* **Exercise objective**:
Every line of the data below is to be given again as it appears, with the images removed.

Extracted records:
-------------------------

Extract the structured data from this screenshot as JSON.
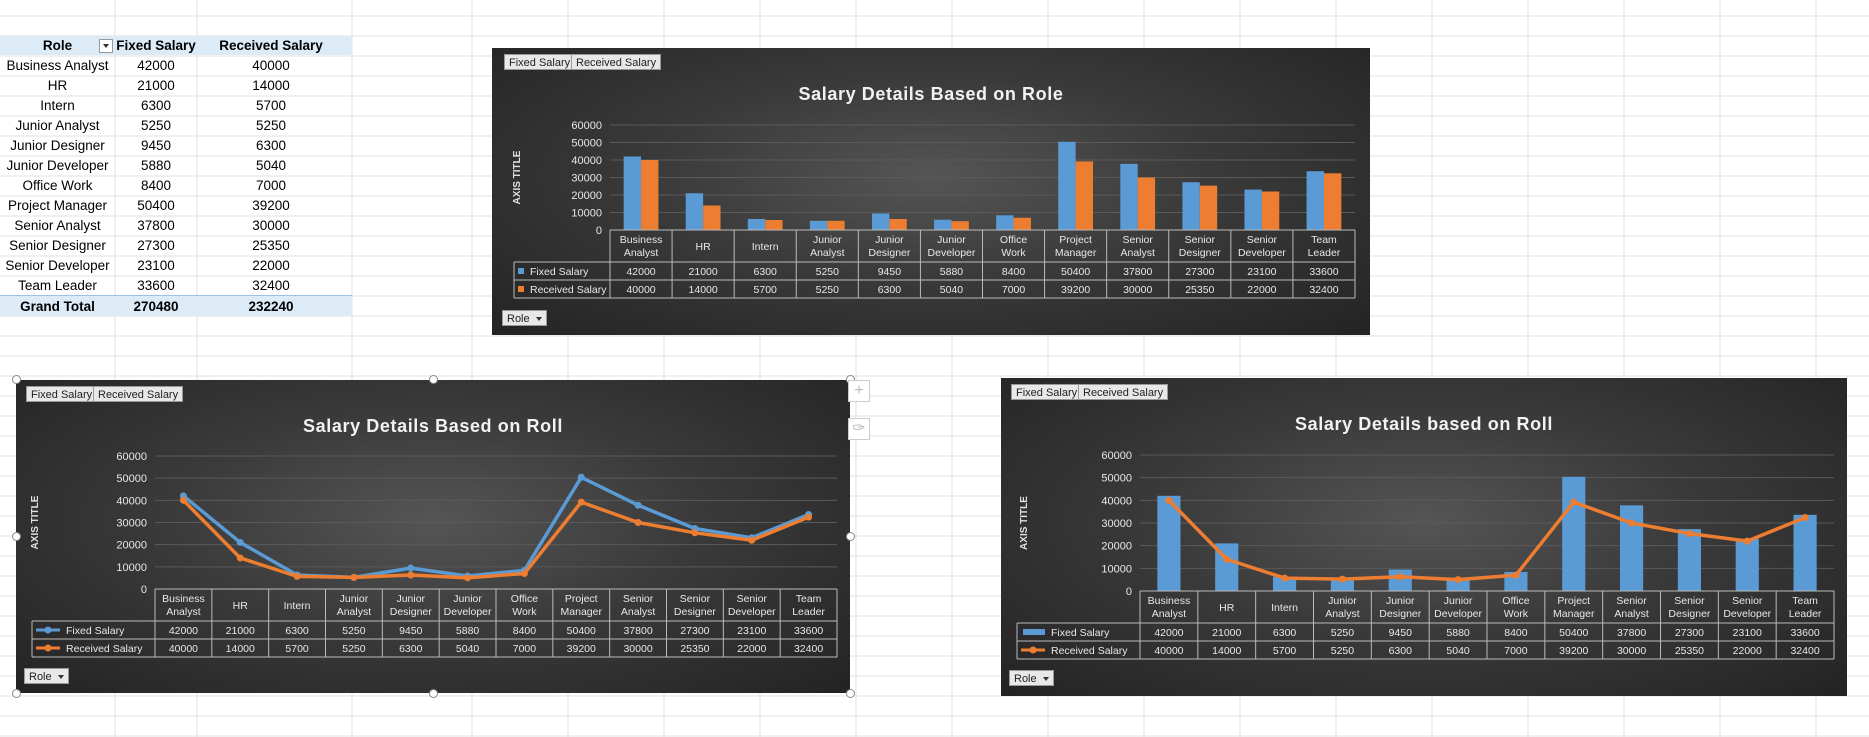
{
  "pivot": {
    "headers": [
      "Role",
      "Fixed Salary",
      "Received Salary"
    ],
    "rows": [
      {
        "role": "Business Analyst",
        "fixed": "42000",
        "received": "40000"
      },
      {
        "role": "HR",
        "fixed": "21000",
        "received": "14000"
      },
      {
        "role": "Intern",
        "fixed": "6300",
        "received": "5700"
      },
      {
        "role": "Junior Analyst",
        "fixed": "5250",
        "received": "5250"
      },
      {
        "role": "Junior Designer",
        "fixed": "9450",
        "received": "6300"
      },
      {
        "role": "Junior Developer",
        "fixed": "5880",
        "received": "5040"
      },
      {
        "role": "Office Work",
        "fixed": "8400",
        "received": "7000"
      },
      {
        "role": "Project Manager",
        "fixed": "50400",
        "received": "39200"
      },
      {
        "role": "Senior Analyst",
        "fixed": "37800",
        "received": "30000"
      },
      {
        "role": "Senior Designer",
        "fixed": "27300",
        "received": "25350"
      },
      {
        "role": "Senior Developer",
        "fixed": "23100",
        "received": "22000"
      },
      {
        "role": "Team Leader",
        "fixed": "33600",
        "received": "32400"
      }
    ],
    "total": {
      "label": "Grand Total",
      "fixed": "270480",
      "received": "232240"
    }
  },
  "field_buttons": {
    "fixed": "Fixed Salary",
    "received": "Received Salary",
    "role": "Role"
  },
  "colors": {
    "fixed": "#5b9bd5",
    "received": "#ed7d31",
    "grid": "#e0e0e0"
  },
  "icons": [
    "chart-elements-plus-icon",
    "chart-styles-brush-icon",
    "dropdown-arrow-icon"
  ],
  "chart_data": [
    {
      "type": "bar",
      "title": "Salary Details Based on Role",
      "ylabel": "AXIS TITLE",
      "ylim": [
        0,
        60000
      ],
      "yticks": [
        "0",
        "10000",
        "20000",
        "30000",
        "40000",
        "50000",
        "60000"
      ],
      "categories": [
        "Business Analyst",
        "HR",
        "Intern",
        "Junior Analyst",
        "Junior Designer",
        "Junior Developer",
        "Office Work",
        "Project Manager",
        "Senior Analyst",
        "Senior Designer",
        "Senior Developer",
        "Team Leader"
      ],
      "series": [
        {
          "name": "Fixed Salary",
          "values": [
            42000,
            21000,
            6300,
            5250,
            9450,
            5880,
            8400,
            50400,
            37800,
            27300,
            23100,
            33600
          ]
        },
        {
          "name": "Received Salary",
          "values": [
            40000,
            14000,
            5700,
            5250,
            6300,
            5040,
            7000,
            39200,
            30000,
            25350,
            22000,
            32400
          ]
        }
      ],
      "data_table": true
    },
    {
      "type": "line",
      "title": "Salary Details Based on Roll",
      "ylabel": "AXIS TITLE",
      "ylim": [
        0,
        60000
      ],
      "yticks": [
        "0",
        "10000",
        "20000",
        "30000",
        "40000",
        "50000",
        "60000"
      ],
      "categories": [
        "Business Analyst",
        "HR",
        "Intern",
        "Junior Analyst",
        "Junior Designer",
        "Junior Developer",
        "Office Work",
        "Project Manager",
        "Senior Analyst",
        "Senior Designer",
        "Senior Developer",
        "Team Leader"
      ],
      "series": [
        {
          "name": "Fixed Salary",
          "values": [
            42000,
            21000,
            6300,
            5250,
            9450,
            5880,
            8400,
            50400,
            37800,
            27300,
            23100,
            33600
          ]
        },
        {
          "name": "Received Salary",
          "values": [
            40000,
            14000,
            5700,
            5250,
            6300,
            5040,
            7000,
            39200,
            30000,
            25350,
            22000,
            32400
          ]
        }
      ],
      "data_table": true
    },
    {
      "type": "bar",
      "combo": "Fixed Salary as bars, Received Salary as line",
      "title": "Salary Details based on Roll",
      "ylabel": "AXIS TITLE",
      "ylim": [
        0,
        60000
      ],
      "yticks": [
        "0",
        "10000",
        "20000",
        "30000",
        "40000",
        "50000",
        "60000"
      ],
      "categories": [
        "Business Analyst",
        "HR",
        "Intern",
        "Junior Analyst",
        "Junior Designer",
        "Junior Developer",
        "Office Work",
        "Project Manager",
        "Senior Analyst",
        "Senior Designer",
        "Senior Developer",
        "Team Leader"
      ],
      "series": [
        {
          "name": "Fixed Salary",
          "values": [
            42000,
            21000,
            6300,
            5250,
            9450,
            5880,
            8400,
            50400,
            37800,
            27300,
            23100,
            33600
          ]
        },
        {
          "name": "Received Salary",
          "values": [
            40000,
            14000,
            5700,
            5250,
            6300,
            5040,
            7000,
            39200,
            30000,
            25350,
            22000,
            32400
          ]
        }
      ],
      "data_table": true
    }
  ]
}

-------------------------

* **Written solution**:
Extract the structured data from this screenshot as JSON.
{
  "pivot": {
    "headers": [
      "Role",
      "Fixed Salary",
      "Received Salary"
    ],
    "rows": [
      {
        "role": "Business Analyst",
        "fixed": "42000",
        "received": "40000"
      },
      {
        "role": "HR",
        "fixed": "21000",
        "received": "14000"
      },
      {
        "role": "Intern",
        "fixed": "6300",
        "received": "5700"
      },
      {
        "role": "Junior Analyst",
        "fixed": "5250",
        "received": "5250"
      },
      {
        "role": "Junior Designer",
        "fixed": "9450",
        "received": "6300"
      },
      {
        "role": "Junior Developer",
        "fixed": "5880",
        "received": "5040"
      },
      {
        "role": "Office Work",
        "fixed": "8400",
        "received": "7000"
      },
      {
        "role": "Project Manager",
        "fixed": "50400",
        "received": "39200"
      },
      {
        "role": "Senior Analyst",
        "fixed": "37800",
        "received": "30000"
      },
      {
        "role": "Senior Designer",
        "fixed": "27300",
        "received": "25350"
      },
      {
        "role": "Senior Developer",
        "fixed": "23100",
        "received": "22000"
      },
      {
        "role": "Team Leader",
        "fixed": "33600",
        "received": "32400"
      }
    ],
    "total": {
      "label": "Grand Total",
      "fixed": "270480",
      "received": "232240"
    }
  },
  "field_buttons": {
    "fixed": "Fixed Salary",
    "received": "Received Salary",
    "role": "Role"
  },
  "colors": {
    "fixed": "#5b9bd5",
    "received": "#ed7d31",
    "grid": "#e0e0e0"
  },
  "icons": [
    "chart-elements-plus-icon",
    "chart-styles-brush-icon",
    "dropdown-arrow-icon"
  ],
  "chart_data": [
    {
      "type": "bar",
      "title": "Salary Details Based on Role",
      "ylabel": "AXIS TITLE",
      "ylim": [
        0,
        60000
      ],
      "yticks": [
        "0",
        "10000",
        "20000",
        "30000",
        "40000",
        "50000",
        "60000"
      ],
      "categories": [
        "Business Analyst",
        "HR",
        "Intern",
        "Junior Analyst",
        "Junior Designer",
        "Junior Developer",
        "Office Work",
        "Project Manager",
        "Senior Analyst",
        "Senior Designer",
        "Senior Developer",
        "Team Leader"
      ],
      "series": [
        {
          "name": "Fixed Salary",
          "values": [
            42000,
            21000,
            6300,
            5250,
            9450,
            5880,
            8400,
            50400,
            37800,
            27300,
            23100,
            33600
          ]
        },
        {
          "name": "Received Salary",
          "values": [
            40000,
            14000,
            5700,
            5250,
            6300,
            5040,
            7000,
            39200,
            30000,
            25350,
            22000,
            32400
          ]
        }
      ],
      "data_table": true
    },
    {
      "type": "line",
      "title": "Salary Details Based on Roll",
      "ylabel": "AXIS TITLE",
      "ylim": [
        0,
        60000
      ],
      "yticks": [
        "0",
        "10000",
        "20000",
        "30000",
        "40000",
        "50000",
        "60000"
      ],
      "categories": [
        "Business Analyst",
        "HR",
        "Intern",
        "Junior Analyst",
        "Junior Designer",
        "Junior Developer",
        "Office Work",
        "Project Manager",
        "Senior Analyst",
        "Senior Designer",
        "Senior Developer",
        "Team Leader"
      ],
      "series": [
        {
          "name": "Fixed Salary",
          "values": [
            42000,
            21000,
            6300,
            5250,
            9450,
            5880,
            8400,
            50400,
            37800,
            27300,
            23100,
            33600
          ]
        },
        {
          "name": "Received Salary",
          "values": [
            40000,
            14000,
            5700,
            5250,
            6300,
            5040,
            7000,
            39200,
            30000,
            25350,
            22000,
            32400
          ]
        }
      ],
      "data_table": true
    },
    {
      "type": "bar",
      "combo": "Fixed Salary as bars, Received Salary as line",
      "title": "Salary Details based on Roll",
      "ylabel": "AXIS TITLE",
      "ylim": [
        0,
        60000
      ],
      "yticks": [
        "0",
        "10000",
        "20000",
        "30000",
        "40000",
        "50000",
        "60000"
      ],
      "categories": [
        "Business Analyst",
        "HR",
        "Intern",
        "Junior Analyst",
        "Junior Designer",
        "Junior Developer",
        "Office Work",
        "Project Manager",
        "Senior Analyst",
        "Senior Designer",
        "Senior Developer",
        "Team Leader"
      ],
      "series": [
        {
          "name": "Fixed Salary",
          "values": [
            42000,
            21000,
            6300,
            5250,
            9450,
            5880,
            8400,
            50400,
            37800,
            27300,
            23100,
            33600
          ]
        },
        {
          "name": "Received Salary",
          "values": [
            40000,
            14000,
            5700,
            5250,
            6300,
            5040,
            7000,
            39200,
            30000,
            25350,
            22000,
            32400
          ]
        }
      ],
      "data_table": true
    }
  ]
}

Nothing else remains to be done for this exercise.